§ **To do**
Restate the records word for word. Include no pictures.

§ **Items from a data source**
* * * * *
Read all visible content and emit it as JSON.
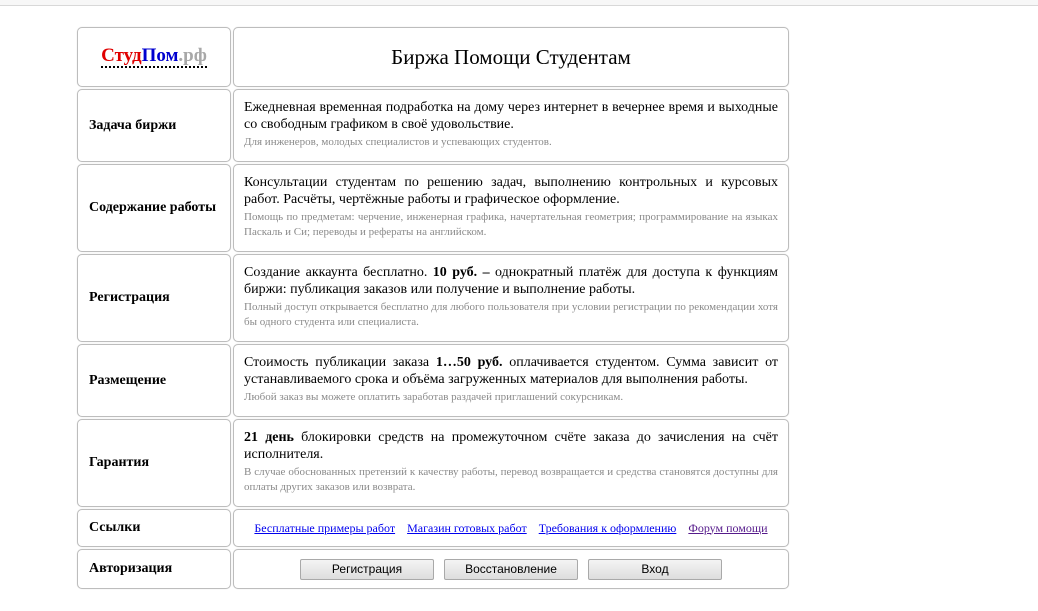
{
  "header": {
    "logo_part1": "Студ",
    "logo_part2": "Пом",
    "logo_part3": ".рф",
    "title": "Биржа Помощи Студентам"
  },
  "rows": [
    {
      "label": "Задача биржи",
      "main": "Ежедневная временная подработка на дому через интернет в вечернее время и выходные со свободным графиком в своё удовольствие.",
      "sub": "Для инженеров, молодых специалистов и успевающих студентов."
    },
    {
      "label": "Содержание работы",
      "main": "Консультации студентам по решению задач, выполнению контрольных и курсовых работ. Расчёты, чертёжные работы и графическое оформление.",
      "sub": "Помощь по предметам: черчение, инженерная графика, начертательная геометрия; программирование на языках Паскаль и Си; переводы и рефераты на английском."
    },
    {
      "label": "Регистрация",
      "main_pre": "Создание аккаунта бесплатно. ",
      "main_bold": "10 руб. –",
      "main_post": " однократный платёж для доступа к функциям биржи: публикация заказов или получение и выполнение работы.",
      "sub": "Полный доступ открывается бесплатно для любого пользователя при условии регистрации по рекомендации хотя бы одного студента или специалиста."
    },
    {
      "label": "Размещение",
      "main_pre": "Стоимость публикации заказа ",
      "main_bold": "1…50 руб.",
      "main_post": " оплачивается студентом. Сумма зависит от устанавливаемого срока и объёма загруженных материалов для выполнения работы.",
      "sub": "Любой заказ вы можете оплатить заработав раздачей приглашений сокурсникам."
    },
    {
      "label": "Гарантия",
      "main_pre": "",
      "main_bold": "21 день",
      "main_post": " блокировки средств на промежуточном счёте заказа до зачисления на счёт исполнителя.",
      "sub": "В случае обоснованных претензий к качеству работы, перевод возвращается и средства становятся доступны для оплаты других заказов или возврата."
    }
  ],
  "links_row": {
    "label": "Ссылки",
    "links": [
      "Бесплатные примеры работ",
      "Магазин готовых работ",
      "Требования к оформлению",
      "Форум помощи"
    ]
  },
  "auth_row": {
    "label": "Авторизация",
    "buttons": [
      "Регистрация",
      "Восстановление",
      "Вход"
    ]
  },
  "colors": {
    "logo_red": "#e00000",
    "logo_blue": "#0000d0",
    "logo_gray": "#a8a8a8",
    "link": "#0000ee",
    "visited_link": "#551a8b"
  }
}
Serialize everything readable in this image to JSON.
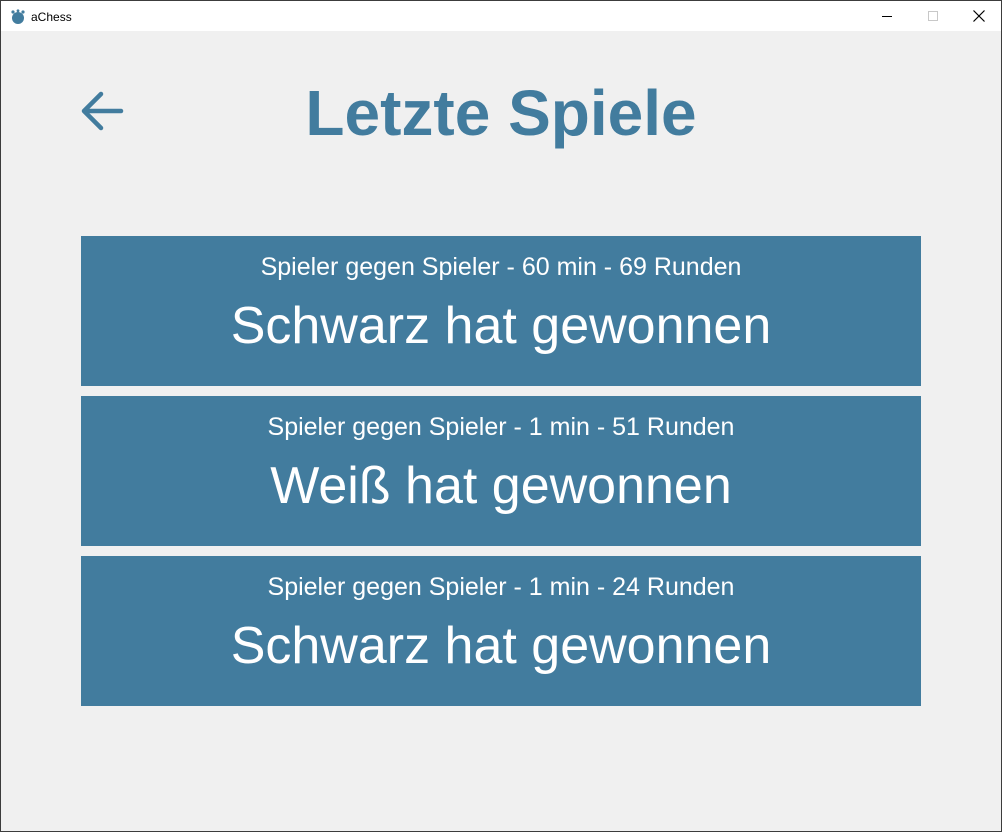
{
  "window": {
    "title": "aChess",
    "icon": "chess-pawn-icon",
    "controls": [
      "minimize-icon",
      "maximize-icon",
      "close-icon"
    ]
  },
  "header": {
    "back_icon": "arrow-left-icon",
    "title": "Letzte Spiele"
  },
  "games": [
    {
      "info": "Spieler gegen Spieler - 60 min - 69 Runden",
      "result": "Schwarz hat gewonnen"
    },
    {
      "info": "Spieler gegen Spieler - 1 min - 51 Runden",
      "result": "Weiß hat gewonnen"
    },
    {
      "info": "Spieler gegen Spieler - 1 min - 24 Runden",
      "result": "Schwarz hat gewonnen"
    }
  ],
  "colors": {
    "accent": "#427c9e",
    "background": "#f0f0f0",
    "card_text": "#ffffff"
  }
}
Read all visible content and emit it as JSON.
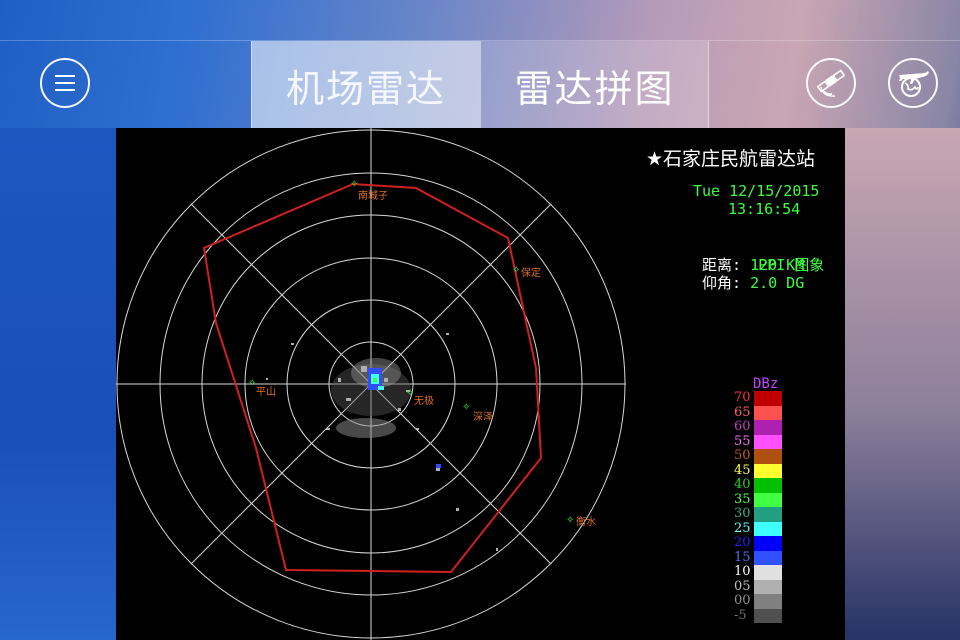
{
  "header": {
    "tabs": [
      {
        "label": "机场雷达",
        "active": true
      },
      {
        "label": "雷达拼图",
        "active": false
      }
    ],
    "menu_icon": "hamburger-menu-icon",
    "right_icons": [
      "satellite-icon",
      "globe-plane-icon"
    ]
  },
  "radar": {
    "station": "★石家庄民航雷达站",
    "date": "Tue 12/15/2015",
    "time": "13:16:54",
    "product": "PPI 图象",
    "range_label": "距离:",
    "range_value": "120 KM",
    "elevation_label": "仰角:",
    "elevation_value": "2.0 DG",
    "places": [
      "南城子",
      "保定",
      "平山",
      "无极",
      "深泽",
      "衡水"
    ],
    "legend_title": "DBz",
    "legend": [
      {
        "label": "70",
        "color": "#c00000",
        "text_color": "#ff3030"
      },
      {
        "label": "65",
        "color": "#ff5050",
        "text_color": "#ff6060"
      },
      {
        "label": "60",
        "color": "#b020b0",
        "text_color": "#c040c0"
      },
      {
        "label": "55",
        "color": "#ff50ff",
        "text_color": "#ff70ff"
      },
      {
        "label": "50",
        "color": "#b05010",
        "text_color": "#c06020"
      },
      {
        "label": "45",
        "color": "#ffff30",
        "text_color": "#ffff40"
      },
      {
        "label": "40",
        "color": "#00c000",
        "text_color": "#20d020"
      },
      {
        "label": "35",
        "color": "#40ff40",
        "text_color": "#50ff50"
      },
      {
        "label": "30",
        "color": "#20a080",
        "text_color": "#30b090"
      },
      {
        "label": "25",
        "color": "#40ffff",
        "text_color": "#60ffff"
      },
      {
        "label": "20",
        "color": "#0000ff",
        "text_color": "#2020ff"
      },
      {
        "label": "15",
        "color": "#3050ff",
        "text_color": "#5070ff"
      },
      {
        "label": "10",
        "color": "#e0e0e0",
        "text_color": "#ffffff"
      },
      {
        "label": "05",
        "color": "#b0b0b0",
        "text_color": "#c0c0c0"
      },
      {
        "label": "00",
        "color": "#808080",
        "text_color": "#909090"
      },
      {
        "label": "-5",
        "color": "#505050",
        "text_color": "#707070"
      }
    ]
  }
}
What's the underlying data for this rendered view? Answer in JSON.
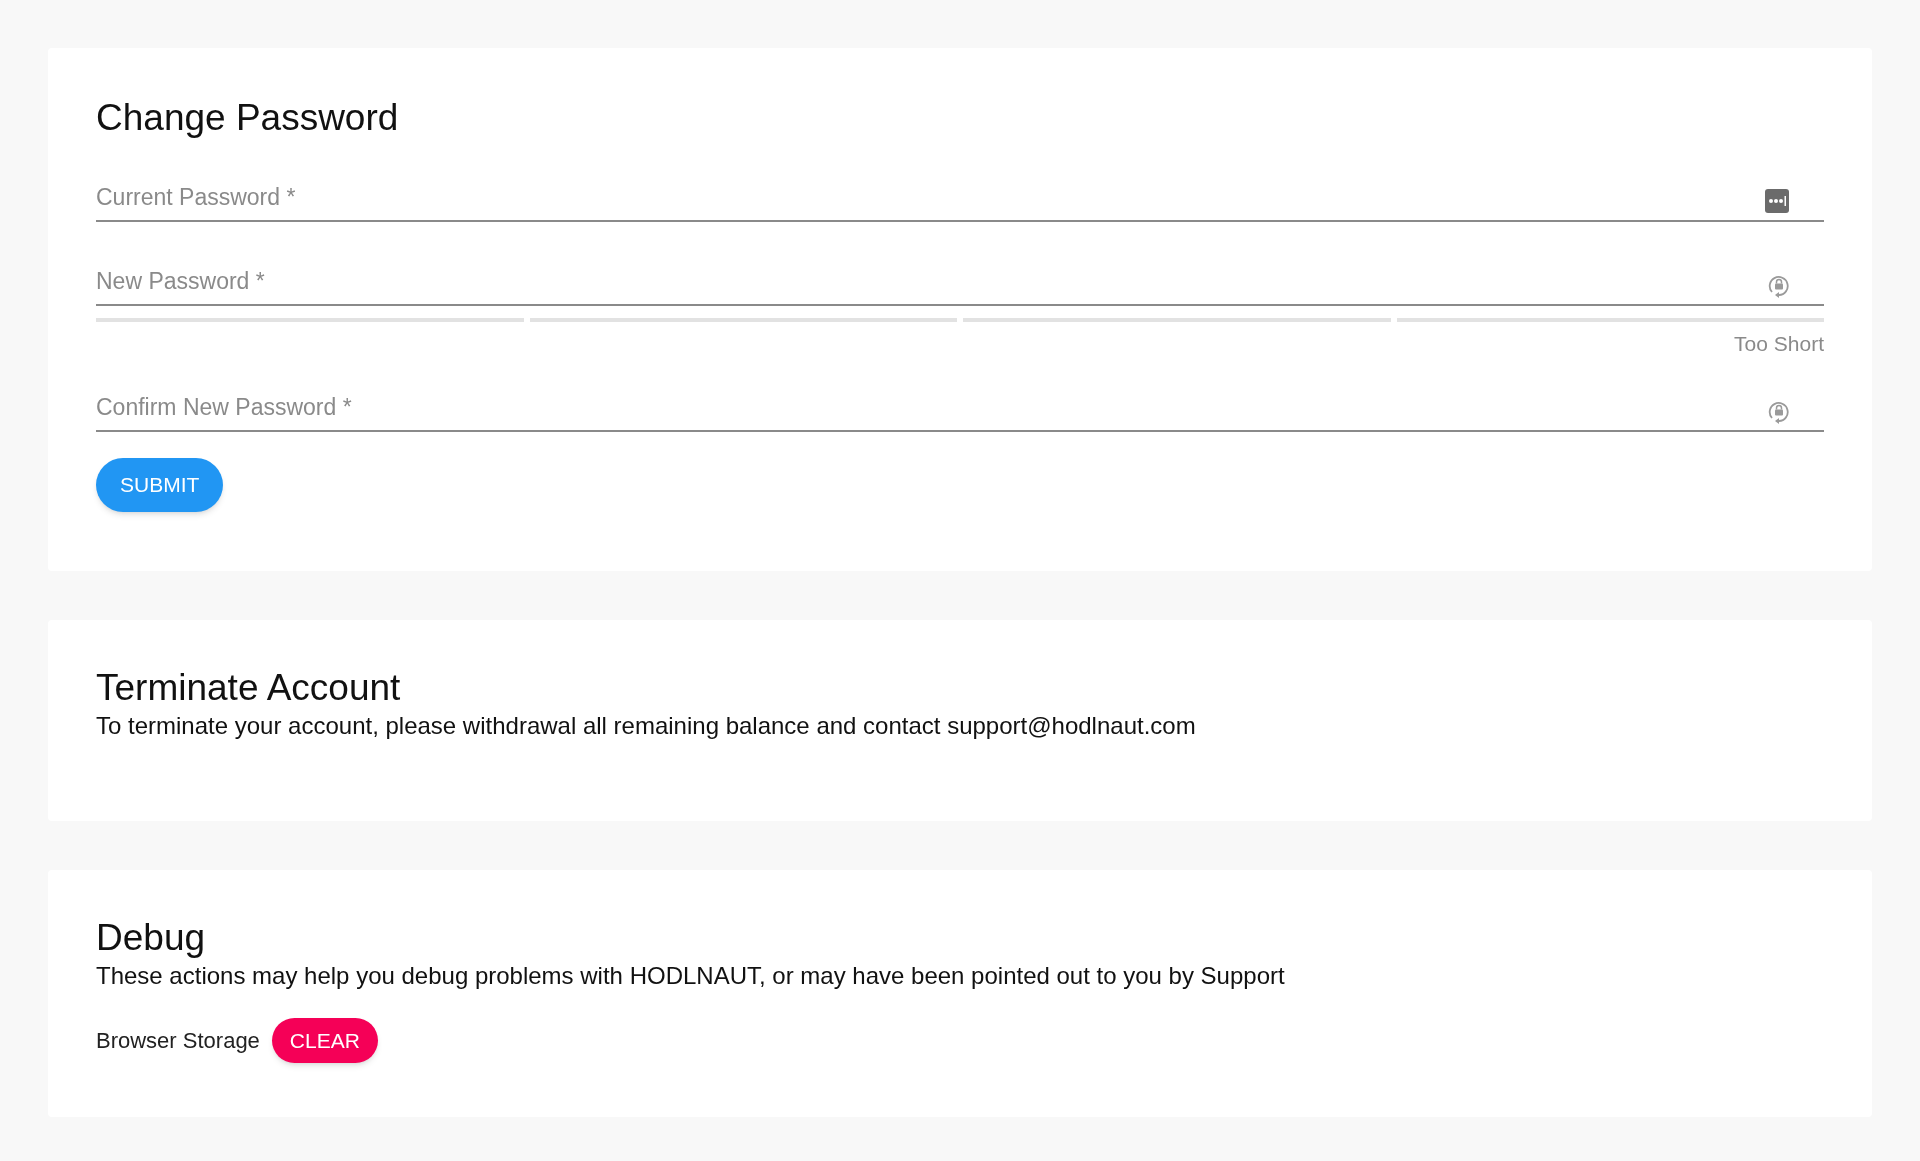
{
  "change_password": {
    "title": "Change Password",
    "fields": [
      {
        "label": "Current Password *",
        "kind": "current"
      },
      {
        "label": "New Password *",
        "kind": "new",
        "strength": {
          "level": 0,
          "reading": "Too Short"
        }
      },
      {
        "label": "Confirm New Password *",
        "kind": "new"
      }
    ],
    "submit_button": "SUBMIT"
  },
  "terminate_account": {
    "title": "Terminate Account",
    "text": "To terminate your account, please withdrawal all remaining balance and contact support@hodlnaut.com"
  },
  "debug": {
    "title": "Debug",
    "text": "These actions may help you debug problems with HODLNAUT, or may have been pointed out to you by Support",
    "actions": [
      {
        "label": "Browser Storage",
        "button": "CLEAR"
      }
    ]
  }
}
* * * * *
§ **Answer for the task**
Read all visible content and emit it as JSON.
{
  "header": {
    "logo_part1": "Студ",
    "logo_part2": "Пом",
    "logo_part3": ".рф",
    "title": "Биржа Помощи Студентам"
  },
  "rows": [
    {
      "label": "Задача биржи",
      "main": "Ежедневная временная подработка на дому через интернет в вечернее время и выходные со свободным графиком в своё удовольствие.",
      "sub": "Для инженеров, молодых специалистов и успевающих студентов."
    },
    {
      "label": "Содержание работы",
      "main": "Консультации студентам по решению задач, выполнению контрольных и курсовых работ. Расчёты, чертёжные работы и графическое оформление.",
      "sub": "Помощь по предметам: черчение, инженерная графика, начертательная геометрия; программирование на языках Паскаль и Си; переводы и рефераты на английском."
    },
    {
      "label": "Регистрация",
      "main_pre": "Создание аккаунта бесплатно. ",
      "main_bold": "10 руб. –",
      "main_post": " однократный платёж для доступа к функциям биржи: публикация заказов или получение и выполнение работы.",
      "sub": "Полный доступ открывается бесплатно для любого пользователя при условии регистрации по рекомендации хотя бы одного студента или специалиста."
    },
    {
      "label": "Размещение",
      "main_pre": "Стоимость публикации заказа ",
      "main_bold": "1…50 руб.",
      "main_post": " оплачивается студентом. Сумма зависит от устанавливаемого срока и объёма загруженных материалов для выполнения работы.",
      "sub": "Любой заказ вы можете оплатить заработав раздачей приглашений сокурсникам."
    },
    {
      "label": "Гарантия",
      "main_pre": "",
      "main_bold": "21 день",
      "main_post": " блокировки средств на промежуточном счёте заказа до зачисления на счёт исполнителя.",
      "sub": "В случае обоснованных претензий к качеству работы, перевод возвращается и средства становятся доступны для оплаты других заказов или возврата."
    }
  ],
  "links_row": {
    "label": "Ссылки",
    "links": [
      "Бесплатные примеры работ",
      "Магазин готовых работ",
      "Требования к оформлению",
      "Форум помощи"
    ]
  },
  "auth_row": {
    "label": "Авторизация",
    "buttons": [
      "Регистрация",
      "Восстановление",
      "Вход"
    ]
  },
  "colors": {
    "logo_red": "#e00000",
    "logo_blue": "#0000d0",
    "logo_gray": "#a8a8a8",
    "link": "#0000ee",
    "visited_link": "#551a8b"
  }
}
Serialize everything readable in this image to JSON.
{
  "window": {
    "title": "aChess",
    "icon": "chess-pawn-icon",
    "controls": [
      "minimize-icon",
      "maximize-icon",
      "close-icon"
    ]
  },
  "header": {
    "back_icon": "arrow-left-icon",
    "title": "Letzte Spiele"
  },
  "games": [
    {
      "info": "Spieler gegen Spieler - 60 min - 69 Runden",
      "result": "Schwarz hat gewonnen"
    },
    {
      "info": "Spieler gegen Spieler - 1 min - 51 Runden",
      "result": "Weiß hat gewonnen"
    },
    {
      "info": "Spieler gegen Spieler - 1 min - 24 Runden",
      "result": "Schwarz hat gewonnen"
    }
  ],
  "colors": {
    "accent": "#427c9e",
    "background": "#f0f0f0",
    "card_text": "#ffffff"
  }
}
Read all visible content and emit it as JSON.
{
  "header": {
    "tabs": [
      {
        "label": "机场雷达",
        "active": true
      },
      {
        "label": "雷达拼图",
        "active": false
      }
    ],
    "menu_icon": "hamburger-menu-icon",
    "right_icons": [
      "satellite-icon",
      "globe-plane-icon"
    ]
  },
  "radar": {
    "station": "★石家庄民航雷达站",
    "date": "Tue 12/15/2015",
    "time": "13:16:54",
    "product": "PPI 图象",
    "range_label": "距离:",
    "range_value": "120 KM",
    "elevation_label": "仰角:",
    "elevation_value": "2.0 DG",
    "places": [
      "南城子",
      "保定",
      "平山",
      "无极",
      "深泽",
      "衡水"
    ],
    "legend_title": "DBz",
    "legend": [
      {
        "label": "70",
        "color": "#c00000",
        "text_color": "#ff3030"
      },
      {
        "label": "65",
        "color": "#ff5050",
        "text_color": "#ff6060"
      },
      {
        "label": "60",
        "color": "#b020b0",
        "text_color": "#c040c0"
      },
      {
        "label": "55",
        "color": "#ff50ff",
        "text_color": "#ff70ff"
      },
      {
        "label": "50",
        "color": "#b05010",
        "text_color": "#c06020"
      },
      {
        "label": "45",
        "color": "#ffff30",
        "text_color": "#ffff40"
      },
      {
        "label": "40",
        "color": "#00c000",
        "text_color": "#20d020"
      },
      {
        "label": "35",
        "color": "#40ff40",
        "text_color": "#50ff50"
      },
      {
        "label": "30",
        "color": "#20a080",
        "text_color": "#30b090"
      },
      {
        "label": "25",
        "color": "#40ffff",
        "text_color": "#60ffff"
      },
      {
        "label": "20",
        "color": "#0000ff",
        "text_color": "#2020ff"
      },
      {
        "label": "15",
        "color": "#3050ff",
        "text_color": "#5070ff"
      },
      {
        "label": "10",
        "color": "#e0e0e0",
        "text_color": "#ffffff"
      },
      {
        "label": "05",
        "color": "#b0b0b0",
        "text_color": "#c0c0c0"
      },
      {
        "label": "00",
        "color": "#808080",
        "text_color": "#909090"
      },
      {
        "label": "-5",
        "color": "#505050",
        "text_color": "#707070"
      }
    ]
  }
}
What's the underlying data for this rendered view? Answer in JSON.
{
  "change_password": {
    "title": "Change Password",
    "fields": [
      {
        "label": "Current Password *",
        "kind": "current"
      },
      {
        "label": "New Password *",
        "kind": "new",
        "strength": {
          "level": 0,
          "reading": "Too Short"
        }
      },
      {
        "label": "Confirm New Password *",
        "kind": "new"
      }
    ],
    "submit_button": "SUBMIT"
  },
  "terminate_account": {
    "title": "Terminate Account",
    "text": "To terminate your account, please withdrawal all remaining balance and contact support@hodlnaut.com"
  },
  "debug": {
    "title": "Debug",
    "text": "These actions may help you debug problems with HODLNAUT, or may have been pointed out to you by Support",
    "actions": [
      {
        "label": "Browser Storage",
        "button": "CLEAR"
      }
    ]
  }
}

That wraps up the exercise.